Dataset rows for apps and sites:
[Start of section]
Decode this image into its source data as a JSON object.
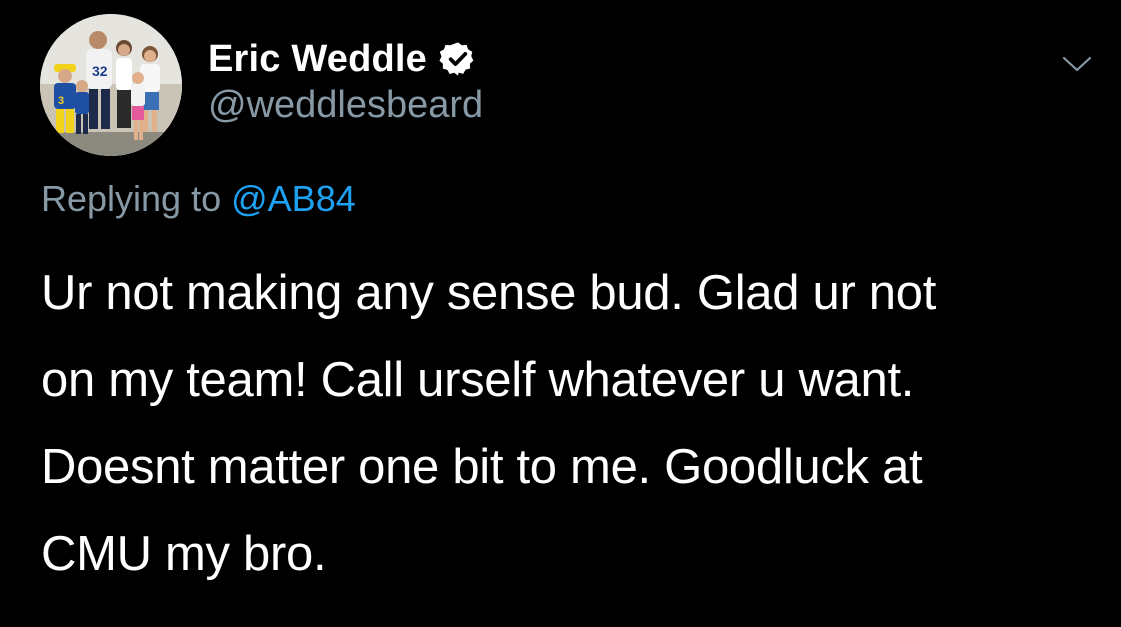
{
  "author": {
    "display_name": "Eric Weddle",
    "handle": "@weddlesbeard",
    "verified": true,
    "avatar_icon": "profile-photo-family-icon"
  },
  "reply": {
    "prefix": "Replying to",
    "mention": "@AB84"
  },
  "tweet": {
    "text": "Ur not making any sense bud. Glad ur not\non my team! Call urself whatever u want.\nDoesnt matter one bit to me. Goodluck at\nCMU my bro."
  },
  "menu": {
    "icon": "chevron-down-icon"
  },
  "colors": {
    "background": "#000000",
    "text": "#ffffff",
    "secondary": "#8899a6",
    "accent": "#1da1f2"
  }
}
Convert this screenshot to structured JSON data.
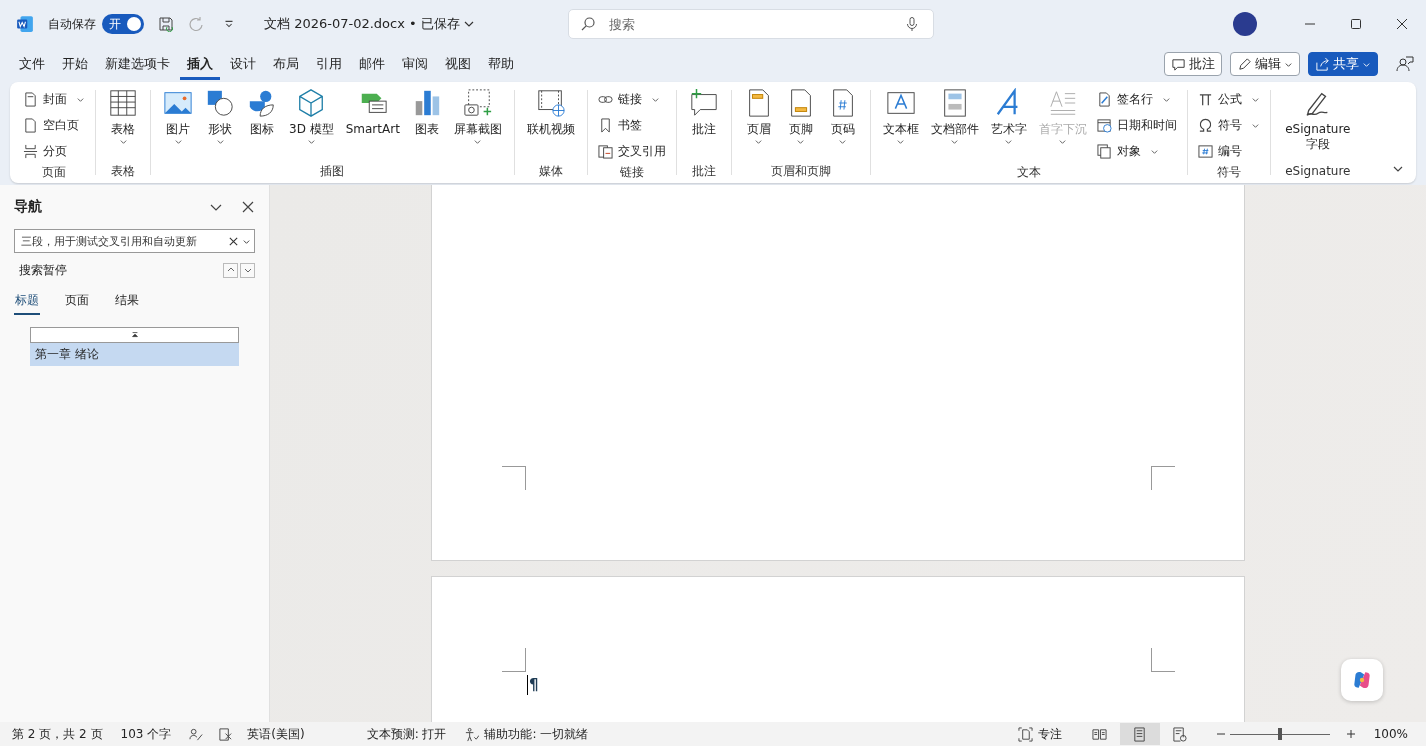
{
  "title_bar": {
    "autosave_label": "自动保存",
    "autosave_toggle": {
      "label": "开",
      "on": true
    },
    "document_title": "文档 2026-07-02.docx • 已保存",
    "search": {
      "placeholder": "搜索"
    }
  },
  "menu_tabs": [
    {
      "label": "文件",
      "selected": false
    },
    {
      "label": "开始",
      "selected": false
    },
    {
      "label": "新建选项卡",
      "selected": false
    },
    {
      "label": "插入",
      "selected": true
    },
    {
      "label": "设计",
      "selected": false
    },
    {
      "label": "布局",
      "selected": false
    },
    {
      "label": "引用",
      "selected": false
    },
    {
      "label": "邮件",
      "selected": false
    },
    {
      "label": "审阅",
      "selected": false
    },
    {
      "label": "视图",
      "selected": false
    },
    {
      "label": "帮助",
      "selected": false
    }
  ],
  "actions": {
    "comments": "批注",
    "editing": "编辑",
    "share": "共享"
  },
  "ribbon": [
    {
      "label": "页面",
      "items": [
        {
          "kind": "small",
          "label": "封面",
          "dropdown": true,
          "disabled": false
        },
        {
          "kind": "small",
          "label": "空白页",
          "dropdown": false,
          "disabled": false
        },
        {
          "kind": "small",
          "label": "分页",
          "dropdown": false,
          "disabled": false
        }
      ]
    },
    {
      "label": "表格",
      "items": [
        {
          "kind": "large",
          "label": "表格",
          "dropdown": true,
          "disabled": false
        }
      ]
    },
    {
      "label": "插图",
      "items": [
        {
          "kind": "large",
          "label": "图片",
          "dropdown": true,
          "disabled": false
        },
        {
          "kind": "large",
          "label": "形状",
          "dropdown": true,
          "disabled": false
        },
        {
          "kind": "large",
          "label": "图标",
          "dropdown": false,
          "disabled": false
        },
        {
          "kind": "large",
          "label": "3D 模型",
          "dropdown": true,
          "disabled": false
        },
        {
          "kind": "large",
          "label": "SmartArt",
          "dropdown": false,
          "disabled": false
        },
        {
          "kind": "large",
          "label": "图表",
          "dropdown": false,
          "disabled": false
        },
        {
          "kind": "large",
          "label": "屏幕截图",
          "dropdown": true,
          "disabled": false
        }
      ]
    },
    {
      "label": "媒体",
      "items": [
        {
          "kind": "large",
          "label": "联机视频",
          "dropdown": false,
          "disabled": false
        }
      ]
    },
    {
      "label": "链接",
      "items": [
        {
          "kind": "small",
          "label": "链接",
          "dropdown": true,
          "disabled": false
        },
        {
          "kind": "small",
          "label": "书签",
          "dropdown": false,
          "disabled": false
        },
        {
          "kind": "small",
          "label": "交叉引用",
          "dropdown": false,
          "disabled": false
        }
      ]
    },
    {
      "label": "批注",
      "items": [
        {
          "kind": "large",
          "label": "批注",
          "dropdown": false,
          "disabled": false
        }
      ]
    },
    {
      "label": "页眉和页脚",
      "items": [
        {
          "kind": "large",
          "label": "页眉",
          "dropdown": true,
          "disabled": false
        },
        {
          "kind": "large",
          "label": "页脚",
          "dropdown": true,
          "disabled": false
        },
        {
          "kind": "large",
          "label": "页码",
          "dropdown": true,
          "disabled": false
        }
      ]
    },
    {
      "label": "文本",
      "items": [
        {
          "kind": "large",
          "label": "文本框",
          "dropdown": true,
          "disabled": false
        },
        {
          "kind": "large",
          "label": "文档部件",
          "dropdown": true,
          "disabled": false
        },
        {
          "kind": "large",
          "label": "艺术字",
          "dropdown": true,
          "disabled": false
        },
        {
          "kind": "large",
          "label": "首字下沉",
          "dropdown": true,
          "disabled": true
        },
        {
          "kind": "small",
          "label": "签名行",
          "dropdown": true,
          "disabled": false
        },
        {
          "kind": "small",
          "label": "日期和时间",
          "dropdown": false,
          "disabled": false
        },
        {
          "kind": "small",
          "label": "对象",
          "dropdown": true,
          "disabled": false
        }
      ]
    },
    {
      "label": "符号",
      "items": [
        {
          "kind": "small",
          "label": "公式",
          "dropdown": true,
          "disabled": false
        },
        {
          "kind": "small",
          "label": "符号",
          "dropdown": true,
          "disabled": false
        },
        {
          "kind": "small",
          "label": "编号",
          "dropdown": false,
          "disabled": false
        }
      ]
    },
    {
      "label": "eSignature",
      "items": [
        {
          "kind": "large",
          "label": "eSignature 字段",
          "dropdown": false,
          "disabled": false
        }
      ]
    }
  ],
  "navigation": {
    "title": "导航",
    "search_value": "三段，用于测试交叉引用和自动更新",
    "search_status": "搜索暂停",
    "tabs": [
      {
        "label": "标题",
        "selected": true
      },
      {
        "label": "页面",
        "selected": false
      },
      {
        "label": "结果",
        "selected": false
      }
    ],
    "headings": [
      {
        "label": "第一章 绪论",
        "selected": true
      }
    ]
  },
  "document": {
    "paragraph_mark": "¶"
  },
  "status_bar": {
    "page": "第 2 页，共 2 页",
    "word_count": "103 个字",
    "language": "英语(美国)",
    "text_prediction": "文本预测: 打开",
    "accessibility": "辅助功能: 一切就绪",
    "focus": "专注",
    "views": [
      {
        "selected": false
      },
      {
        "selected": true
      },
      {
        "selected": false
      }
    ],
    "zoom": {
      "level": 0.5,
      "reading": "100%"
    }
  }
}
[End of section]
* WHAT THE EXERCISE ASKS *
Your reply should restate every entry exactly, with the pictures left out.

* SOLUTION *
Decode this image into its source data as a JSON object.
{
  "author": {
    "display_name": "Eric Weddle",
    "handle": "@weddlesbeard",
    "verified": true,
    "avatar_icon": "profile-photo-family-icon"
  },
  "reply": {
    "prefix": "Replying to",
    "mention": "@AB84"
  },
  "tweet": {
    "text": "Ur not making any sense bud. Glad ur not\non my team! Call urself whatever u want.\nDoesnt matter one bit to me. Goodluck at\nCMU my bro."
  },
  "menu": {
    "icon": "chevron-down-icon"
  },
  "colors": {
    "background": "#000000",
    "text": "#ffffff",
    "secondary": "#8899a6",
    "accent": "#1da1f2"
  }
}
Convert this screenshot to structured JSON data.
{
  "title_bar": {
    "autosave_label": "自动保存",
    "autosave_toggle": {
      "label": "开",
      "on": true
    },
    "document_title": "文档 2026-07-02.docx • 已保存",
    "search": {
      "placeholder": "搜索"
    }
  },
  "menu_tabs": [
    {
      "label": "文件",
      "selected": false
    },
    {
      "label": "开始",
      "selected": false
    },
    {
      "label": "新建选项卡",
      "selected": false
    },
    {
      "label": "插入",
      "selected": true
    },
    {
      "label": "设计",
      "selected": false
    },
    {
      "label": "布局",
      "selected": false
    },
    {
      "label": "引用",
      "selected": false
    },
    {
      "label": "邮件",
      "selected": false
    },
    {
      "label": "审阅",
      "selected": false
    },
    {
      "label": "视图",
      "selected": false
    },
    {
      "label": "帮助",
      "selected": false
    }
  ],
  "actions": {
    "comments": "批注",
    "editing": "编辑",
    "share": "共享"
  },
  "ribbon": [
    {
      "label": "页面",
      "items": [
        {
          "kind": "small",
          "label": "封面",
          "dropdown": true,
          "disabled": false
        },
        {
          "kind": "small",
          "label": "空白页",
          "dropdown": false,
          "disabled": false
        },
        {
          "kind": "small",
          "label": "分页",
          "dropdown": false,
          "disabled": false
        }
      ]
    },
    {
      "label": "表格",
      "items": [
        {
          "kind": "large",
          "label": "表格",
          "dropdown": true,
          "disabled": false
        }
      ]
    },
    {
      "label": "插图",
      "items": [
        {
          "kind": "large",
          "label": "图片",
          "dropdown": true,
          "disabled": false
        },
        {
          "kind": "large",
          "label": "形状",
          "dropdown": true,
          "disabled": false
        },
        {
          "kind": "large",
          "label": "图标",
          "dropdown": false,
          "disabled": false
        },
        {
          "kind": "large",
          "label": "3D 模型",
          "dropdown": true,
          "disabled": false
        },
        {
          "kind": "large",
          "label": "SmartArt",
          "dropdown": false,
          "disabled": false
        },
        {
          "kind": "large",
          "label": "图表",
          "dropdown": false,
          "disabled": false
        },
        {
          "kind": "large",
          "label": "屏幕截图",
          "dropdown": true,
          "disabled": false
        }
      ]
    },
    {
      "label": "媒体",
      "items": [
        {
          "kind": "large",
          "label": "联机视频",
          "dropdown": false,
          "disabled": false
        }
      ]
    },
    {
      "label": "链接",
      "items": [
        {
          "kind": "small",
          "label": "链接",
          "dropdown": true,
          "disabled": false
        },
        {
          "kind": "small",
          "label": "书签",
          "dropdown": false,
          "disabled": false
        },
        {
          "kind": "small",
          "label": "交叉引用",
          "dropdown": false,
          "disabled": false
        }
      ]
    },
    {
      "label": "批注",
      "items": [
        {
          "kind": "large",
          "label": "批注",
          "dropdown": false,
          "disabled": false
        }
      ]
    },
    {
      "label": "页眉和页脚",
      "items": [
        {
          "kind": "large",
          "label": "页眉",
          "dropdown": true,
          "disabled": false
        },
        {
          "kind": "large",
          "label": "页脚",
          "dropdown": true,
          "disabled": false
        },
        {
          "kind": "large",
          "label": "页码",
          "dropdown": true,
          "disabled": false
        }
      ]
    },
    {
      "label": "文本",
      "items": [
        {
          "kind": "large",
          "label": "文本框",
          "dropdown": true,
          "disabled": false
        },
        {
          "kind": "large",
          "label": "文档部件",
          "dropdown": true,
          "disabled": false
        },
        {
          "kind": "large",
          "label": "艺术字",
          "dropdown": true,
          "disabled": false
        },
        {
          "kind": "large",
          "label": "首字下沉",
          "dropdown": true,
          "disabled": true
        },
        {
          "kind": "small",
          "label": "签名行",
          "dropdown": true,
          "disabled": false
        },
        {
          "kind": "small",
          "label": "日期和时间",
          "dropdown": false,
          "disabled": false
        },
        {
          "kind": "small",
          "label": "对象",
          "dropdown": true,
          "disabled": false
        }
      ]
    },
    {
      "label": "符号",
      "items": [
        {
          "kind": "small",
          "label": "公式",
          "dropdown": true,
          "disabled": false
        },
        {
          "kind": "small",
          "label": "符号",
          "dropdown": true,
          "disabled": false
        },
        {
          "kind": "small",
          "label": "编号",
          "dropdown": false,
          "disabled": false
        }
      ]
    },
    {
      "label": "eSignature",
      "items": [
        {
          "kind": "large",
          "label": "eSignature 字段",
          "dropdown": false,
          "disabled": false
        }
      ]
    }
  ],
  "navigation": {
    "title": "导航",
    "search_value": "三段，用于测试交叉引用和自动更新",
    "search_status": "搜索暂停",
    "tabs": [
      {
        "label": "标题",
        "selected": true
      },
      {
        "label": "页面",
        "selected": false
      },
      {
        "label": "结果",
        "selected": false
      }
    ],
    "headings": [
      {
        "label": "第一章 绪论",
        "selected": true
      }
    ]
  },
  "document": {
    "paragraph_mark": "¶"
  },
  "status_bar": {
    "page": "第 2 页，共 2 页",
    "word_count": "103 个字",
    "language": "英语(美国)",
    "text_prediction": "文本预测: 打开",
    "accessibility": "辅助功能: 一切就绪",
    "focus": "专注",
    "views": [
      {
        "selected": false
      },
      {
        "selected": true
      },
      {
        "selected": false
      }
    ],
    "zoom": {
      "level": 0.5,
      "reading": "100%"
    }
  }
}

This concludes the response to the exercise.